**What to produce**
Below are records; work out how many of their lines contain the word "Sales" and reply with the number only.

**App and web page records**

☆ ☆ ☆ ☆ ☆

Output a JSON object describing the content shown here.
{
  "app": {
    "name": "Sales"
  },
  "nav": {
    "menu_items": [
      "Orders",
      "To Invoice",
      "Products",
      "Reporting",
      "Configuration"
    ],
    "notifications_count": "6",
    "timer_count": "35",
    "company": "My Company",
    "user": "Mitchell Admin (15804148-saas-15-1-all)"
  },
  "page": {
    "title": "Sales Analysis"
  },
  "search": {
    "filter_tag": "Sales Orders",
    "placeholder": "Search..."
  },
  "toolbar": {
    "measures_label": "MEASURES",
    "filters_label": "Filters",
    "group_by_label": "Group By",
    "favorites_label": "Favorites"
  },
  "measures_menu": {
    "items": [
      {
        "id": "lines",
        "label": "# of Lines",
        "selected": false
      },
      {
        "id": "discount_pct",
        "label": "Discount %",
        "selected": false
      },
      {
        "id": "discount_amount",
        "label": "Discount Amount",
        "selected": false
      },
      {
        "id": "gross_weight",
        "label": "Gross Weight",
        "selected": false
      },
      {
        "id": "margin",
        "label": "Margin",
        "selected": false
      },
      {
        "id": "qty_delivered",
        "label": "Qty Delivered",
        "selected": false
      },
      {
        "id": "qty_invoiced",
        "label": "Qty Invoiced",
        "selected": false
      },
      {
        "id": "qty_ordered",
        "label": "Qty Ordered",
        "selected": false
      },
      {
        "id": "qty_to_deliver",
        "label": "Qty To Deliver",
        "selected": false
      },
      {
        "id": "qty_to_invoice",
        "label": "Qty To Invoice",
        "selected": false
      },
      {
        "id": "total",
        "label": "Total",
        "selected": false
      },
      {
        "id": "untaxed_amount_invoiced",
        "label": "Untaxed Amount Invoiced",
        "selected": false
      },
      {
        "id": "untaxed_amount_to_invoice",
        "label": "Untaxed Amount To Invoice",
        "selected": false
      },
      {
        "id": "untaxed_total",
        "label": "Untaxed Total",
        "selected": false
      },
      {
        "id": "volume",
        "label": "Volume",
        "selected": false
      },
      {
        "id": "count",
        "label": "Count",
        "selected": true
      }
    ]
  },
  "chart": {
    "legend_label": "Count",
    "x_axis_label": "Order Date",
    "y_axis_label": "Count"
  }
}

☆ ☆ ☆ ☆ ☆

**Finished task**
3